__Task description__.
Find all lines in the listing that include the word "Invoicing", then copy them.

------------------------------------------------------------

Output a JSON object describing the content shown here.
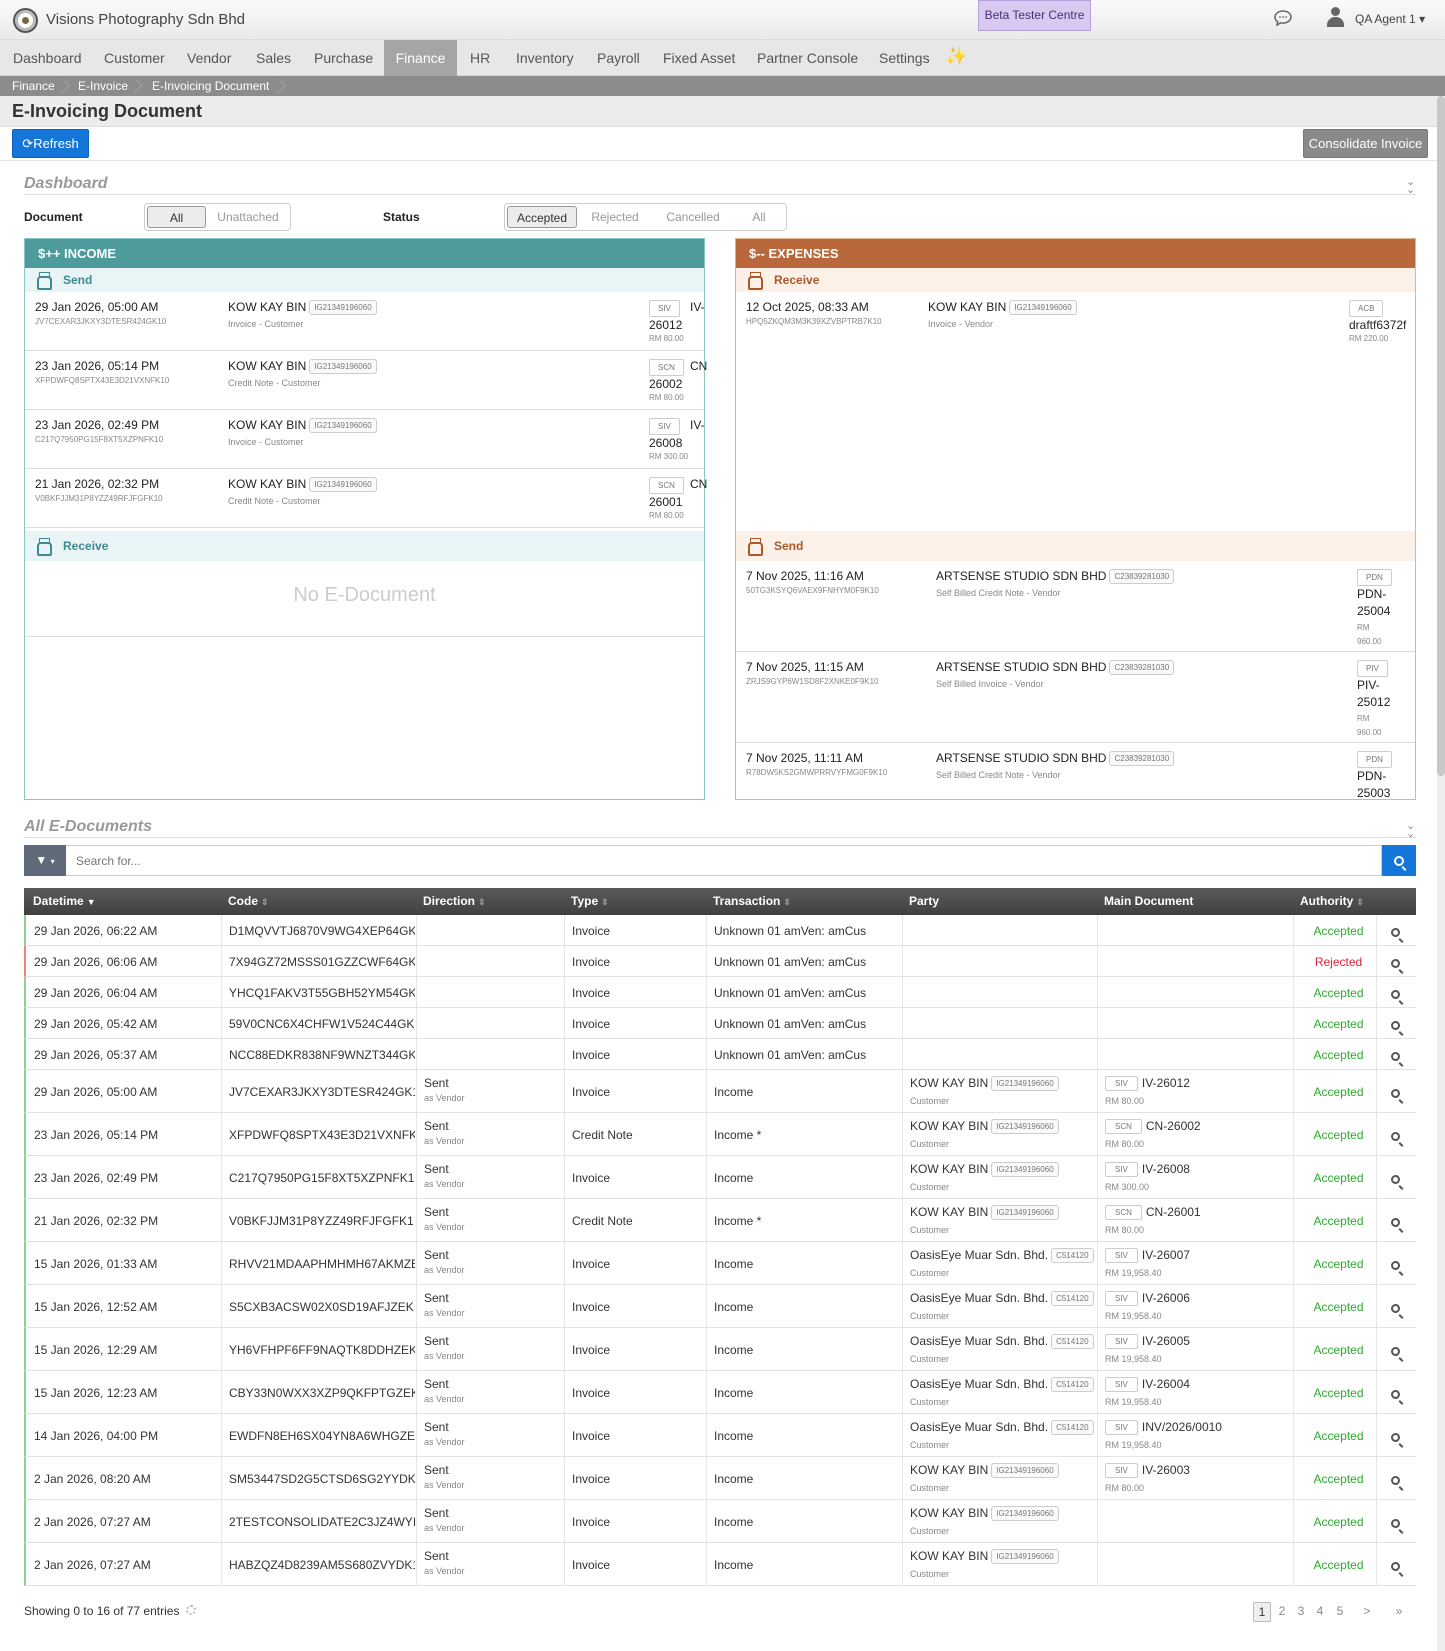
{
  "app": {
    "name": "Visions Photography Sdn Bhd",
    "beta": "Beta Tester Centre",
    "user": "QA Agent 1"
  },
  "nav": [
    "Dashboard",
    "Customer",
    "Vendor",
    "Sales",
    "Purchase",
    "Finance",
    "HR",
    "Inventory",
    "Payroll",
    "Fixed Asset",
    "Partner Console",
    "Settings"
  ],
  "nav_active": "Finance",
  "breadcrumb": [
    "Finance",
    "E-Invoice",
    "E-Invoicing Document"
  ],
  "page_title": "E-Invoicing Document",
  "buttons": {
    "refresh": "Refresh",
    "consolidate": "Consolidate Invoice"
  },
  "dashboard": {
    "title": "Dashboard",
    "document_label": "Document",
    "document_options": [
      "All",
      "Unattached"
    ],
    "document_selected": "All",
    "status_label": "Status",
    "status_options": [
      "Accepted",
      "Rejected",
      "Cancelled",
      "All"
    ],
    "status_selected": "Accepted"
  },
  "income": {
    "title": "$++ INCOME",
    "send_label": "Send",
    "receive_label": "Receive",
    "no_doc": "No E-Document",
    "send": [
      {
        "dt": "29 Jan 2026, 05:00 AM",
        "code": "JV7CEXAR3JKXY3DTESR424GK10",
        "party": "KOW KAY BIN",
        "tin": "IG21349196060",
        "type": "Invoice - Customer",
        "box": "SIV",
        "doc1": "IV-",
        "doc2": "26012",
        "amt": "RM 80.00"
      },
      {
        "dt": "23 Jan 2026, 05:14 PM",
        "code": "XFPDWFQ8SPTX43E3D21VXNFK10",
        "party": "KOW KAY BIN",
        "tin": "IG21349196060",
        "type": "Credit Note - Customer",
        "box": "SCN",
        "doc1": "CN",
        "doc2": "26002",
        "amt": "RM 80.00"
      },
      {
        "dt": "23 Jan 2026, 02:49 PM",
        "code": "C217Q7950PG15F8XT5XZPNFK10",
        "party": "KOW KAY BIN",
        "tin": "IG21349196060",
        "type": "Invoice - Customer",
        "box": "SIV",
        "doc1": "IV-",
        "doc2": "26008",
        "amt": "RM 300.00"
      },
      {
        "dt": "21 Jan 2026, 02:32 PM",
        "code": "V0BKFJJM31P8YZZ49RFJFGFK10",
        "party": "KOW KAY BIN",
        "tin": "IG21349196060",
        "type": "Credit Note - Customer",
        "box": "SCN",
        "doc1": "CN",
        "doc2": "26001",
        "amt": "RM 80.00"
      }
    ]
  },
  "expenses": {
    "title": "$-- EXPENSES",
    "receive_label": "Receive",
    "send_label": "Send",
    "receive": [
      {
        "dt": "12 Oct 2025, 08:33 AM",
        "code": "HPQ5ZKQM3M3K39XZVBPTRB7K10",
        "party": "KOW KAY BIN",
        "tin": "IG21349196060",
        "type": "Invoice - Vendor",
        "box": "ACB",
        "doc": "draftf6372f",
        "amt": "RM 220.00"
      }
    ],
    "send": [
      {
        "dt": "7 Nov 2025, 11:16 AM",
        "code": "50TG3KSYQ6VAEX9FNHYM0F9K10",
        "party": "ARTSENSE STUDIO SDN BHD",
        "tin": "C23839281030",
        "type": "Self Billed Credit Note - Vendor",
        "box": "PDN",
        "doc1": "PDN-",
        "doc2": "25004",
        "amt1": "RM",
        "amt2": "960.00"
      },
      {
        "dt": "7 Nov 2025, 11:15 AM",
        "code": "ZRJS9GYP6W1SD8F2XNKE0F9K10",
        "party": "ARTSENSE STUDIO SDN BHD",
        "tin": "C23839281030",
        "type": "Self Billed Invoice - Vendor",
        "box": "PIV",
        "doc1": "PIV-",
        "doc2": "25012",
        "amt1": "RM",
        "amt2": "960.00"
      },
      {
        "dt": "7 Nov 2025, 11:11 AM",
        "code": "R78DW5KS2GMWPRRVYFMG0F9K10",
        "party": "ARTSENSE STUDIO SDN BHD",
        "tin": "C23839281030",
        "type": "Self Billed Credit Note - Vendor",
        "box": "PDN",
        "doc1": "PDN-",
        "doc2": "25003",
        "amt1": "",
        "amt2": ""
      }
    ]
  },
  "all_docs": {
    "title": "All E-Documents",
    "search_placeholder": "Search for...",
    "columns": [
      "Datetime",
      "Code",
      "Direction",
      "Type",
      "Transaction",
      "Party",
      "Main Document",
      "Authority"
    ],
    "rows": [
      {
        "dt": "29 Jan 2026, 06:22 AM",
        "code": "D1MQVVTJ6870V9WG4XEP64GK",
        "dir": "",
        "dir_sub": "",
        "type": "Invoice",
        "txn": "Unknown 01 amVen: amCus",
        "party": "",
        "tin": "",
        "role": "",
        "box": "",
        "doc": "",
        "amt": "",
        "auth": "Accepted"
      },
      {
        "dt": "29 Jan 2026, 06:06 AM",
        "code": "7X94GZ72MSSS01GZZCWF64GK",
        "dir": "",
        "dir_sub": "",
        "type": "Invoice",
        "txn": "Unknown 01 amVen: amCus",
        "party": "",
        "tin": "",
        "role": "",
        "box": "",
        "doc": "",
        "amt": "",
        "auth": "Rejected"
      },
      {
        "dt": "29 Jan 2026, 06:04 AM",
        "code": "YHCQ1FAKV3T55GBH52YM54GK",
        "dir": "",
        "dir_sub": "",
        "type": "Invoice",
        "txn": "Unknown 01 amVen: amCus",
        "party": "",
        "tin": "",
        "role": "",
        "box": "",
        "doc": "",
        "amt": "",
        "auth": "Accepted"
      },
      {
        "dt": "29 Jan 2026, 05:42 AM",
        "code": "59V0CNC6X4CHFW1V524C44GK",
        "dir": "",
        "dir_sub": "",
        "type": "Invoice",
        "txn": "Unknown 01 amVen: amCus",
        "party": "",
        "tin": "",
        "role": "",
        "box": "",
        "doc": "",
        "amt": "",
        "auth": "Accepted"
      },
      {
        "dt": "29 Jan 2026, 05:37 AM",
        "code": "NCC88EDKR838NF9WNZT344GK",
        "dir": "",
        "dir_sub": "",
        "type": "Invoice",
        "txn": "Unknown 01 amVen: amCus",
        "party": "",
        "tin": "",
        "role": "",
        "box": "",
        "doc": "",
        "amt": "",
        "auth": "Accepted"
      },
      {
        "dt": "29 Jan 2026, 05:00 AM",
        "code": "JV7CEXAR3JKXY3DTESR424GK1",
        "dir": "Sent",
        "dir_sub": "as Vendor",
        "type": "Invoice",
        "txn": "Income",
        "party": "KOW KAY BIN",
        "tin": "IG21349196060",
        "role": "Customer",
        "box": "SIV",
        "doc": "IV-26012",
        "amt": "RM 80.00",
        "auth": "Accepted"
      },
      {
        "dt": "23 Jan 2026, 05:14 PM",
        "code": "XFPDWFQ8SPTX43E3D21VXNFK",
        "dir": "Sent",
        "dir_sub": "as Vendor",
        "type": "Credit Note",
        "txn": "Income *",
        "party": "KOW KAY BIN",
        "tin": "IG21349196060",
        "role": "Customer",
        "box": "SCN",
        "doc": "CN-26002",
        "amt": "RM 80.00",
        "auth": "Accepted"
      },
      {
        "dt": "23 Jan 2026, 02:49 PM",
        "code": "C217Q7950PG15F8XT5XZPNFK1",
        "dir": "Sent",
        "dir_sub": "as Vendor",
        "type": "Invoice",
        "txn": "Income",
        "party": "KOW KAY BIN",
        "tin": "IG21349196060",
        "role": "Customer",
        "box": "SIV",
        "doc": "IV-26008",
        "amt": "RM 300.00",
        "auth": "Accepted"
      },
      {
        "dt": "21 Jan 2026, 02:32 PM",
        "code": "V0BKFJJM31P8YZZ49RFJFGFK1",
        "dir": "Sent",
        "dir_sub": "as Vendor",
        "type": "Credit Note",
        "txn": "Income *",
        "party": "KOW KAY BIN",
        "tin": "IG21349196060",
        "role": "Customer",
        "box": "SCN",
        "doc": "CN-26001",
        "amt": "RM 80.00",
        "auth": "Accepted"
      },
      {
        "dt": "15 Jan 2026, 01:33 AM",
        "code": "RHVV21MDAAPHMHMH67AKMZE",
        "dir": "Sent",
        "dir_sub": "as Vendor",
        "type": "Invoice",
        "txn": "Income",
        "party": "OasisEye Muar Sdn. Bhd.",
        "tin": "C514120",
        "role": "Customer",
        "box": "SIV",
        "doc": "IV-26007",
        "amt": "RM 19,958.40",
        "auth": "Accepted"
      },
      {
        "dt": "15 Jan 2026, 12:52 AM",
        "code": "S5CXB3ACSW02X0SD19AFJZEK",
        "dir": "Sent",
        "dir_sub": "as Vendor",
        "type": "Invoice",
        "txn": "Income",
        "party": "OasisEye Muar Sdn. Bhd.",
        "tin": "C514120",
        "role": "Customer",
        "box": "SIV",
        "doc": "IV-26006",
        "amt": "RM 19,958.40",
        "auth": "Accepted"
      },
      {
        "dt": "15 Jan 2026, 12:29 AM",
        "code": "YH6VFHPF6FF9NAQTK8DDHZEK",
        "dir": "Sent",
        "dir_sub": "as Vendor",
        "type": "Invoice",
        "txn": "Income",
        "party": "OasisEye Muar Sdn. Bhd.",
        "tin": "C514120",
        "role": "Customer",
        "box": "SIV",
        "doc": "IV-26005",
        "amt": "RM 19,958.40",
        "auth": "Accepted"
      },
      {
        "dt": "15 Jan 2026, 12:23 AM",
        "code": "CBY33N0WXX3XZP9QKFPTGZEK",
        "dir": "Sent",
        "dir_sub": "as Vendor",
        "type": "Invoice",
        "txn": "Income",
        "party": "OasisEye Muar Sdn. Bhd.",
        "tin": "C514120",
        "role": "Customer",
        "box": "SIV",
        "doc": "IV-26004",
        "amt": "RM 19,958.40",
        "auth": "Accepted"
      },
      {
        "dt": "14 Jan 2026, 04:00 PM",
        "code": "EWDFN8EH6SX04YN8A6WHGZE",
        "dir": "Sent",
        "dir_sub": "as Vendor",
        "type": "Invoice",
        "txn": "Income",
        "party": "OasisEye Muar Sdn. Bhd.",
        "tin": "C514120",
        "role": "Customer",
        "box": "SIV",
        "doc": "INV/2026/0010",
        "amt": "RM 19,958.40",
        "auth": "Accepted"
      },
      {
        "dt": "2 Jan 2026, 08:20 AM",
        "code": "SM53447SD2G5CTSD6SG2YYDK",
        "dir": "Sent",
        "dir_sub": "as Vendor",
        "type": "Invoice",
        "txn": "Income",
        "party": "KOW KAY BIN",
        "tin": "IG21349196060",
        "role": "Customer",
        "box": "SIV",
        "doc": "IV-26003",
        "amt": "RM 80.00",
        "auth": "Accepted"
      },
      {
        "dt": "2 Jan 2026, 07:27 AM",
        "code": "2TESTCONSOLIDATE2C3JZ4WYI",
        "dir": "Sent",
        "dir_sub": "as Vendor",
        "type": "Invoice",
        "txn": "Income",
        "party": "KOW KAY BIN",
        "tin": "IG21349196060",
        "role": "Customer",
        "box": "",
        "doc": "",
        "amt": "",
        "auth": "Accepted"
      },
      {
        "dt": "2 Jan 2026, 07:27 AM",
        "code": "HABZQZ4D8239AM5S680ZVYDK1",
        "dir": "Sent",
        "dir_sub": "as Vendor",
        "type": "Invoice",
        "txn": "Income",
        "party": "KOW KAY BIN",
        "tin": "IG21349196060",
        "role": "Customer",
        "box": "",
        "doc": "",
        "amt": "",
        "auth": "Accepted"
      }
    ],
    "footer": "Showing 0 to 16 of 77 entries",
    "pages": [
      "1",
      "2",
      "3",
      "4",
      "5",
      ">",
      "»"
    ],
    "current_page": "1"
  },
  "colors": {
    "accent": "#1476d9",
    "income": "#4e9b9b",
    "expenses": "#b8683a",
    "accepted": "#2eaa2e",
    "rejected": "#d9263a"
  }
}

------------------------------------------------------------

__Result__.
    "E-Invoicing Document"
  "page_title": "E-Invoicing Document",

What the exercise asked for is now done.